=== Record excerpts ===

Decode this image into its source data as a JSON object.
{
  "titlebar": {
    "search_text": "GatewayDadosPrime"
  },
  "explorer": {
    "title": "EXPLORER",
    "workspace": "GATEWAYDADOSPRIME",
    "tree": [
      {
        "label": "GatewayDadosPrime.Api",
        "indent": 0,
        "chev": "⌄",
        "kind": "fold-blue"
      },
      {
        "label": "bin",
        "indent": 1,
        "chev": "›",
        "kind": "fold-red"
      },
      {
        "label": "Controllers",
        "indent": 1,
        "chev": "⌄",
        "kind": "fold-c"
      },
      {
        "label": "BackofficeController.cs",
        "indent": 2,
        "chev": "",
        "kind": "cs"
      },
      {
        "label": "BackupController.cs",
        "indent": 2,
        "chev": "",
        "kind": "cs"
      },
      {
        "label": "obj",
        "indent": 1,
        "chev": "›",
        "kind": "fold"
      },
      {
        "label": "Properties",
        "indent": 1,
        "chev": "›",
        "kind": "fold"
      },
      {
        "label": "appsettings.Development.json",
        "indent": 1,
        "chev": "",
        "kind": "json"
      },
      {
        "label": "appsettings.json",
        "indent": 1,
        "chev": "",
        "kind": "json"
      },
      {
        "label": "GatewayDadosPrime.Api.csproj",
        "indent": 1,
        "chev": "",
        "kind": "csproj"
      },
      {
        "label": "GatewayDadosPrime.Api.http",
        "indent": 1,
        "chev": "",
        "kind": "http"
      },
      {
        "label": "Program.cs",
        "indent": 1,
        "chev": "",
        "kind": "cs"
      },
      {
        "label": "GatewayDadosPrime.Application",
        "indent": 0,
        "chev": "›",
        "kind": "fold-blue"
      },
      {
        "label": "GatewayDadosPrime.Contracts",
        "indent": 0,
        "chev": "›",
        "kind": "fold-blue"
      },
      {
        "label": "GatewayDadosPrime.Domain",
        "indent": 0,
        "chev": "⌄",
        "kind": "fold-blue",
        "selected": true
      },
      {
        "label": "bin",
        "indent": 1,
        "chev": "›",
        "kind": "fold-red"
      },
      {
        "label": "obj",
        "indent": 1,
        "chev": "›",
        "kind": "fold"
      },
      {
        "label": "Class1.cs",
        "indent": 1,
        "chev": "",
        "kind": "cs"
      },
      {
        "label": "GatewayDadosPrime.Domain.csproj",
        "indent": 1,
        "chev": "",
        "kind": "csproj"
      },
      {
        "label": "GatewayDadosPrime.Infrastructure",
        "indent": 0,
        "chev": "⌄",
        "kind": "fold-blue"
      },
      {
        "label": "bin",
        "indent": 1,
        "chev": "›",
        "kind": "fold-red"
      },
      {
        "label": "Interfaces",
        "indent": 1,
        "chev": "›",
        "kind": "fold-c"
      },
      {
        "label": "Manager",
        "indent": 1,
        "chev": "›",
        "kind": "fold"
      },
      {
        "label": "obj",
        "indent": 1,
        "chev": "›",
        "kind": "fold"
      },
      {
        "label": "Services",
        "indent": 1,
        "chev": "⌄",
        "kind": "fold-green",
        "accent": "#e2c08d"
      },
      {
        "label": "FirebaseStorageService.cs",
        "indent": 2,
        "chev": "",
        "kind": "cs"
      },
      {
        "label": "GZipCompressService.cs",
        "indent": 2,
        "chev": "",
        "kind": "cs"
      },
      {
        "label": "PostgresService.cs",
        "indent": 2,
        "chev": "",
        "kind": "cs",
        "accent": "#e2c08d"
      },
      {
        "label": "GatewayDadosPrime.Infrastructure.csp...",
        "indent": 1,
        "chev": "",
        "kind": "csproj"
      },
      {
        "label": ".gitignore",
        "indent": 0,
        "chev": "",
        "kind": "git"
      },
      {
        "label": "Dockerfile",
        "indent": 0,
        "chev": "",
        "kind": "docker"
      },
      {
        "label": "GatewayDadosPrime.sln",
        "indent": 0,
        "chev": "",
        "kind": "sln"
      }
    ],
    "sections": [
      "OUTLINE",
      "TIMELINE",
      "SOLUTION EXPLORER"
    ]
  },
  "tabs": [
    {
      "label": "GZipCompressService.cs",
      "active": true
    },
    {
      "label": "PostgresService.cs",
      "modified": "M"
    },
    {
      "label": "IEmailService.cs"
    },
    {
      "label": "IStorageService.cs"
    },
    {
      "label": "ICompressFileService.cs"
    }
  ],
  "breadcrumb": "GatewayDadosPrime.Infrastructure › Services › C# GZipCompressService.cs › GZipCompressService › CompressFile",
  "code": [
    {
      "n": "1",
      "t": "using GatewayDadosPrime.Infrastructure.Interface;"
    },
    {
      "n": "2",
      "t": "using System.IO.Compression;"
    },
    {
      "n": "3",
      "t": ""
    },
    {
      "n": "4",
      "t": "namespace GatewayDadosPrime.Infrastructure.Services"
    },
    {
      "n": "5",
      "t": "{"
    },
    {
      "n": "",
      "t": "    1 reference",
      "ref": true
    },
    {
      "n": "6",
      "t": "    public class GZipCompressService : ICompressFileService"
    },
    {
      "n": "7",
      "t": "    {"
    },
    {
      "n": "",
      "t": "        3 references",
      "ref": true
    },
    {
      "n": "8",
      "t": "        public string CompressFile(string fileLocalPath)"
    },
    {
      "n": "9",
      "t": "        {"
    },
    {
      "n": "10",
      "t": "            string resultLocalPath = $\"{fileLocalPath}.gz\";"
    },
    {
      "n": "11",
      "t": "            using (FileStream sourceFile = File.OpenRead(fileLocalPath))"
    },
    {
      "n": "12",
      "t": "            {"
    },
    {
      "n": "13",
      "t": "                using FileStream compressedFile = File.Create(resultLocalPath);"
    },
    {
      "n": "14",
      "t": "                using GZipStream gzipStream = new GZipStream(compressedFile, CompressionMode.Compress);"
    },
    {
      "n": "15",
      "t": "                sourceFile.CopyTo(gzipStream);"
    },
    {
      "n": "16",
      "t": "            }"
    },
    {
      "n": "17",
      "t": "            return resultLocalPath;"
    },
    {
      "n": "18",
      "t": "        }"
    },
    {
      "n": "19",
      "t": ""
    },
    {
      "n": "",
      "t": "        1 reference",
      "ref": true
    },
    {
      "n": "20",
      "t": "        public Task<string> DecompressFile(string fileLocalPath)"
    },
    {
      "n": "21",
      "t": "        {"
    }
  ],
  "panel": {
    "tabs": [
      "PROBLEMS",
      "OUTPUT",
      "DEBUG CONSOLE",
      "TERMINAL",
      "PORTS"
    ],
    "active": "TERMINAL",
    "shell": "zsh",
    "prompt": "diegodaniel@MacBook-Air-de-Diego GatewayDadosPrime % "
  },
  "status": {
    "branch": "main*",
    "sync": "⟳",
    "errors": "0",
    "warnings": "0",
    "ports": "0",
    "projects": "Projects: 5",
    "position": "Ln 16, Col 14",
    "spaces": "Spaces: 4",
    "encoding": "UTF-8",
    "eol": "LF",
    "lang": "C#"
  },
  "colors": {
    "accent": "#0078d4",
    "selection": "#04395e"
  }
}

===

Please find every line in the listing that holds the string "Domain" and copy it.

        "label": "GatewayDadosPrime.Domain",
        "label": "GatewayDadosPrime.Domain.csproj",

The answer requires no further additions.